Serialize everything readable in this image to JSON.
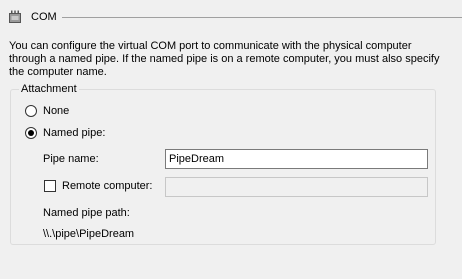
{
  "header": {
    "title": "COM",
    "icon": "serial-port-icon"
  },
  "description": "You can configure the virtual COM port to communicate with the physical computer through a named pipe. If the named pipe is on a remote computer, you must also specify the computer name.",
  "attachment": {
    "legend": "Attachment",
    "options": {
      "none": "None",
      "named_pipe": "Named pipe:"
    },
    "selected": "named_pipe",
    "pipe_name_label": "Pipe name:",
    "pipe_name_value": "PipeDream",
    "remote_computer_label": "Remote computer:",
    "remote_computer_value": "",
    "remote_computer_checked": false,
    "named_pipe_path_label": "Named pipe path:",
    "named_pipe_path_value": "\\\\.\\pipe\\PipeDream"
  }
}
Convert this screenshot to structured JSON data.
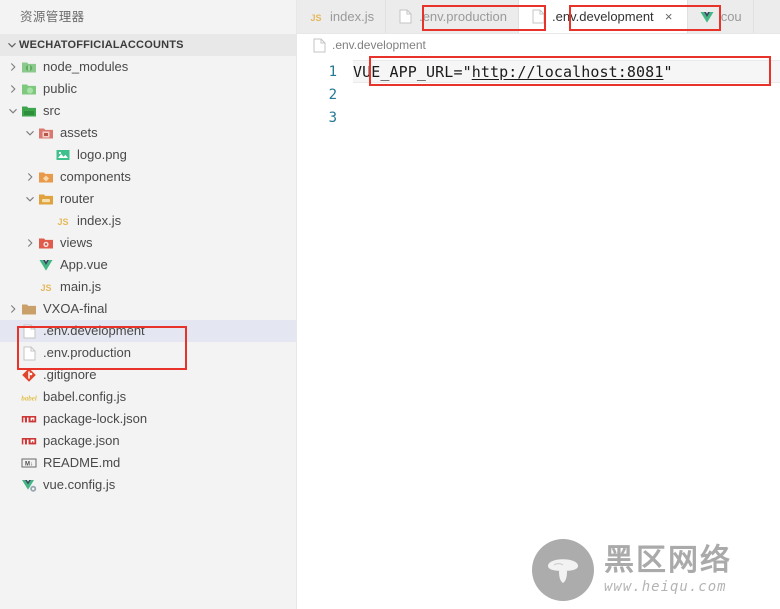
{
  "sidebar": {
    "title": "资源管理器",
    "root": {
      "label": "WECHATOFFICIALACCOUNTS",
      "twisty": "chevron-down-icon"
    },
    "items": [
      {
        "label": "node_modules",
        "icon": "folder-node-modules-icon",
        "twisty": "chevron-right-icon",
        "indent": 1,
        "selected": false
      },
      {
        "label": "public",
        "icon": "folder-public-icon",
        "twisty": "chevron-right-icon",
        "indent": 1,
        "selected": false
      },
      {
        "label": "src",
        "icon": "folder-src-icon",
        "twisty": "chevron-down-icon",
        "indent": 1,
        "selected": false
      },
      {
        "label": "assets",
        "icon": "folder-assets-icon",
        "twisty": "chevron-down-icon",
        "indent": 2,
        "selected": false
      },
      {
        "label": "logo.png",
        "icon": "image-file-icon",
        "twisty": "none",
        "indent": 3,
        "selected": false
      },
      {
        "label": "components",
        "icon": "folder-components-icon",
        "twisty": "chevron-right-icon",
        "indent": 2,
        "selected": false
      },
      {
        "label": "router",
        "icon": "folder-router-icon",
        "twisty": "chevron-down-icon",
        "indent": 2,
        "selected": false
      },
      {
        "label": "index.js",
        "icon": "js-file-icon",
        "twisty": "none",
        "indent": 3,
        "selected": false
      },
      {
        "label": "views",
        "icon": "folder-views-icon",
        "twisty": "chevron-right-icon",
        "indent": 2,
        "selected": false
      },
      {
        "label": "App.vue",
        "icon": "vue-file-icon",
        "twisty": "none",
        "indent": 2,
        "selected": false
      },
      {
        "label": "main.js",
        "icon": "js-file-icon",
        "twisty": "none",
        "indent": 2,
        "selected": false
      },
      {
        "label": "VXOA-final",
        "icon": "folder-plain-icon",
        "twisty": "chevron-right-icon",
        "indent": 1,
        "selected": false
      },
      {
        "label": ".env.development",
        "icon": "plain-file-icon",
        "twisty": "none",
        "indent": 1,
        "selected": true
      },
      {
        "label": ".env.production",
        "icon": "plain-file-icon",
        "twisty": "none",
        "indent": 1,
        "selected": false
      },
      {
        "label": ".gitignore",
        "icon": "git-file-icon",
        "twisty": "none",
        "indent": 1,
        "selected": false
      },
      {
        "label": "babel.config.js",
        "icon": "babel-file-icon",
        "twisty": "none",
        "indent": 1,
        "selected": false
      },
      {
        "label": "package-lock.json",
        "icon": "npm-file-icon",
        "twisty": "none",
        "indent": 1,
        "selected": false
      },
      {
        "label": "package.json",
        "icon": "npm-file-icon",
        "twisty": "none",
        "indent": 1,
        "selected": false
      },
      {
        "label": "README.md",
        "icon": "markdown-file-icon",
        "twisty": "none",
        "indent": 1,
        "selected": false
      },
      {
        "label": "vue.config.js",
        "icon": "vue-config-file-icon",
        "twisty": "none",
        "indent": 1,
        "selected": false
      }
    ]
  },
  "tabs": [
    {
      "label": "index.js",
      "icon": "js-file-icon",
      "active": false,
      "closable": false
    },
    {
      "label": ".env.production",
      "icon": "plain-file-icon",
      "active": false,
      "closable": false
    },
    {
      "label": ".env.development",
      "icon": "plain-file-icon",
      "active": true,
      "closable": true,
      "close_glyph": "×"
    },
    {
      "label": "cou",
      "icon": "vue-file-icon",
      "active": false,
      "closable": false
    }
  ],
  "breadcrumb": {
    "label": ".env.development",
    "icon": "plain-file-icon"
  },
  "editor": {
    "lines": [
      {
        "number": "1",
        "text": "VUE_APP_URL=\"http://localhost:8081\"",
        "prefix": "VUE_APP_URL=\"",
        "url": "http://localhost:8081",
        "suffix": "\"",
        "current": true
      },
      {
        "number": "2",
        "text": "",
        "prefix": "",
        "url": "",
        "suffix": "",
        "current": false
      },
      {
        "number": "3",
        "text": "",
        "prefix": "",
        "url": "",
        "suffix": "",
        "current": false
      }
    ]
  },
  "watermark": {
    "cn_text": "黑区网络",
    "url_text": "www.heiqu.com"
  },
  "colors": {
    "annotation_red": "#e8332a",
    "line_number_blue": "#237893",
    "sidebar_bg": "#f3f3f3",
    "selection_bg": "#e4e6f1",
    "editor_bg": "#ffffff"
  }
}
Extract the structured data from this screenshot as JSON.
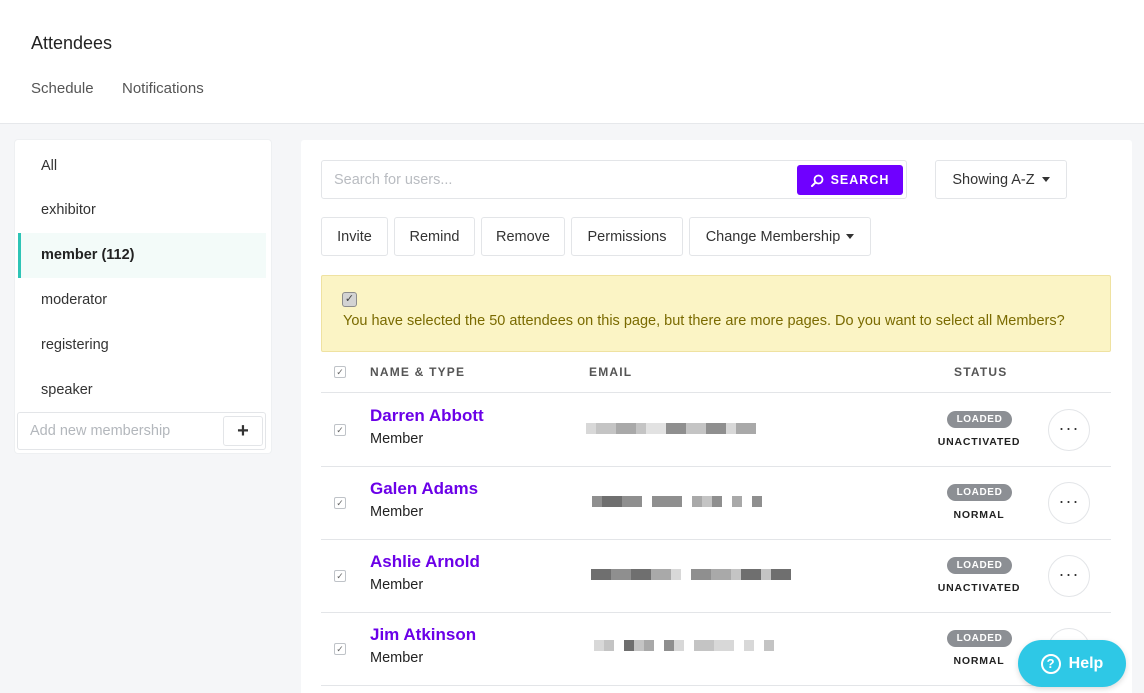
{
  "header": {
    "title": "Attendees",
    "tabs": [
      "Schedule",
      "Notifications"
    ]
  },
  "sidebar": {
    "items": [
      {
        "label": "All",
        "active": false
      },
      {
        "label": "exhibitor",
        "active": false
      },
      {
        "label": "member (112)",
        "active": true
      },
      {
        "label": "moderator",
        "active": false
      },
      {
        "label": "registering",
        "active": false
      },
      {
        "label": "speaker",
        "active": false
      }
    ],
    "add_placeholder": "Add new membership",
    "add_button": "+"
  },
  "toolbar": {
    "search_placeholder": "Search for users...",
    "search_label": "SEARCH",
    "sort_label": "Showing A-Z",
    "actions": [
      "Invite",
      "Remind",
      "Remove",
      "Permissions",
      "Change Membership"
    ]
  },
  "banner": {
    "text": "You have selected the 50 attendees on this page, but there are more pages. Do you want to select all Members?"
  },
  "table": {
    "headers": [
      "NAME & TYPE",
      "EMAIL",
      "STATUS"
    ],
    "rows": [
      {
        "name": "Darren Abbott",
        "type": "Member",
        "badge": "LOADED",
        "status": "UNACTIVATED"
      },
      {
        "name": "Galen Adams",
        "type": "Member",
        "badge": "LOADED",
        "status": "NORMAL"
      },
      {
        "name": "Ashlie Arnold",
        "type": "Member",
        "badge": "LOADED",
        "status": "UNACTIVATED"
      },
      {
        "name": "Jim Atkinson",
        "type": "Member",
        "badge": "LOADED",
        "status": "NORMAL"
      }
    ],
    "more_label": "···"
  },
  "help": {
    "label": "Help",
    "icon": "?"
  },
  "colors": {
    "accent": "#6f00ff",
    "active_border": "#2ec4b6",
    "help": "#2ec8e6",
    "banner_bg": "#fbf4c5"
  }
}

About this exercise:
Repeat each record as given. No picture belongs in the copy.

Exercise answer:
Serialize everything readable in this image to JSON.
{
  "header": {
    "title": "COM",
    "icon": "serial-port-icon"
  },
  "description": "You can configure the virtual COM port to communicate with the physical computer through a named pipe. If the named pipe is on a remote computer, you must also specify the computer name.",
  "attachment": {
    "legend": "Attachment",
    "options": {
      "none": "None",
      "named_pipe": "Named pipe:"
    },
    "selected": "named_pipe",
    "pipe_name_label": "Pipe name:",
    "pipe_name_value": "PipeDream",
    "remote_computer_label": "Remote computer:",
    "remote_computer_value": "",
    "remote_computer_checked": false,
    "named_pipe_path_label": "Named pipe path:",
    "named_pipe_path_value": "\\\\.\\pipe\\PipeDream"
  }
}
Convert this screenshot to structured JSON data.
{
  "sidebar": {
    "title": "资源管理器",
    "root": {
      "label": "WECHATOFFICIALACCOUNTS",
      "twisty": "chevron-down-icon"
    },
    "items": [
      {
        "label": "node_modules",
        "icon": "folder-node-modules-icon",
        "twisty": "chevron-right-icon",
        "indent": 1,
        "selected": false
      },
      {
        "label": "public",
        "icon": "folder-public-icon",
        "twisty": "chevron-right-icon",
        "indent": 1,
        "selected": false
      },
      {
        "label": "src",
        "icon": "folder-src-icon",
        "twisty": "chevron-down-icon",
        "indent": 1,
        "selected": false
      },
      {
        "label": "assets",
        "icon": "folder-assets-icon",
        "twisty": "chevron-down-icon",
        "indent": 2,
        "selected": false
      },
      {
        "label": "logo.png",
        "icon": "image-file-icon",
        "twisty": "none",
        "indent": 3,
        "selected": false
      },
      {
        "label": "components",
        "icon": "folder-components-icon",
        "twisty": "chevron-right-icon",
        "indent": 2,
        "selected": false
      },
      {
        "label": "router",
        "icon": "folder-router-icon",
        "twisty": "chevron-down-icon",
        "indent": 2,
        "selected": false
      },
      {
        "label": "index.js",
        "icon": "js-file-icon",
        "twisty": "none",
        "indent": 3,
        "selected": false
      },
      {
        "label": "views",
        "icon": "folder-views-icon",
        "twisty": "chevron-right-icon",
        "indent": 2,
        "selected": false
      },
      {
        "label": "App.vue",
        "icon": "vue-file-icon",
        "twisty": "none",
        "indent": 2,
        "selected": false
      },
      {
        "label": "main.js",
        "icon": "js-file-icon",
        "twisty": "none",
        "indent": 2,
        "selected": false
      },
      {
        "label": "VXOA-final",
        "icon": "folder-plain-icon",
        "twisty": "chevron-right-icon",
        "indent": 1,
        "selected": false
      },
      {
        "label": ".env.development",
        "icon": "plain-file-icon",
        "twisty": "none",
        "indent": 1,
        "selected": true
      },
      {
        "label": ".env.production",
        "icon": "plain-file-icon",
        "twisty": "none",
        "indent": 1,
        "selected": false
      },
      {
        "label": ".gitignore",
        "icon": "git-file-icon",
        "twisty": "none",
        "indent": 1,
        "selected": false
      },
      {
        "label": "babel.config.js",
        "icon": "babel-file-icon",
        "twisty": "none",
        "indent": 1,
        "selected": false
      },
      {
        "label": "package-lock.json",
        "icon": "npm-file-icon",
        "twisty": "none",
        "indent": 1,
        "selected": false
      },
      {
        "label": "package.json",
        "icon": "npm-file-icon",
        "twisty": "none",
        "indent": 1,
        "selected": false
      },
      {
        "label": "README.md",
        "icon": "markdown-file-icon",
        "twisty": "none",
        "indent": 1,
        "selected": false
      },
      {
        "label": "vue.config.js",
        "icon": "vue-config-file-icon",
        "twisty": "none",
        "indent": 1,
        "selected": false
      }
    ]
  },
  "tabs": [
    {
      "label": "index.js",
      "icon": "js-file-icon",
      "active": false,
      "closable": false
    },
    {
      "label": ".env.production",
      "icon": "plain-file-icon",
      "active": false,
      "closable": false
    },
    {
      "label": ".env.development",
      "icon": "plain-file-icon",
      "active": true,
      "closable": true,
      "close_glyph": "×"
    },
    {
      "label": "cou",
      "icon": "vue-file-icon",
      "active": false,
      "closable": false
    }
  ],
  "breadcrumb": {
    "label": ".env.development",
    "icon": "plain-file-icon"
  },
  "editor": {
    "lines": [
      {
        "number": "1",
        "text": "VUE_APP_URL=\"http://localhost:8081\"",
        "prefix": "VUE_APP_URL=\"",
        "url": "http://localhost:8081",
        "suffix": "\"",
        "current": true
      },
      {
        "number": "2",
        "text": "",
        "prefix": "",
        "url": "",
        "suffix": "",
        "current": false
      },
      {
        "number": "3",
        "text": "",
        "prefix": "",
        "url": "",
        "suffix": "",
        "current": false
      }
    ]
  },
  "watermark": {
    "cn_text": "黑区网络",
    "url_text": "www.heiqu.com"
  },
  "colors": {
    "annotation_red": "#e8332a",
    "line_number_blue": "#237893",
    "sidebar_bg": "#f3f3f3",
    "selection_bg": "#e4e6f1",
    "editor_bg": "#ffffff"
  }
}
Extract the structured data from this screenshot as JSON.
{
  "header": {
    "title": "Attendees",
    "tabs": [
      "Schedule",
      "Notifications"
    ]
  },
  "sidebar": {
    "items": [
      {
        "label": "All",
        "active": false
      },
      {
        "label": "exhibitor",
        "active": false
      },
      {
        "label": "member (112)",
        "active": true
      },
      {
        "label": "moderator",
        "active": false
      },
      {
        "label": "registering",
        "active": false
      },
      {
        "label": "speaker",
        "active": false
      }
    ],
    "add_placeholder": "Add new membership",
    "add_button": "+"
  },
  "toolbar": {
    "search_placeholder": "Search for users...",
    "search_label": "SEARCH",
    "sort_label": "Showing A-Z",
    "actions": [
      "Invite",
      "Remind",
      "Remove",
      "Permissions",
      "Change Membership"
    ]
  },
  "banner": {
    "text": "You have selected the 50 attendees on this page, but there are more pages. Do you want to select all Members?"
  },
  "table": {
    "headers": [
      "NAME & TYPE",
      "EMAIL",
      "STATUS"
    ],
    "rows": [
      {
        "name": "Darren Abbott",
        "type": "Member",
        "badge": "LOADED",
        "status": "UNACTIVATED"
      },
      {
        "name": "Galen Adams",
        "type": "Member",
        "badge": "LOADED",
        "status": "NORMAL"
      },
      {
        "name": "Ashlie Arnold",
        "type": "Member",
        "badge": "LOADED",
        "status": "UNACTIVATED"
      },
      {
        "name": "Jim Atkinson",
        "type": "Member",
        "badge": "LOADED",
        "status": "NORMAL"
      }
    ],
    "more_label": "···"
  },
  "help": {
    "label": "Help",
    "icon": "?"
  },
  "colors": {
    "accent": "#6f00ff",
    "active_border": "#2ec4b6",
    "help": "#2ec8e6",
    "banner_bg": "#fbf4c5"
  }
}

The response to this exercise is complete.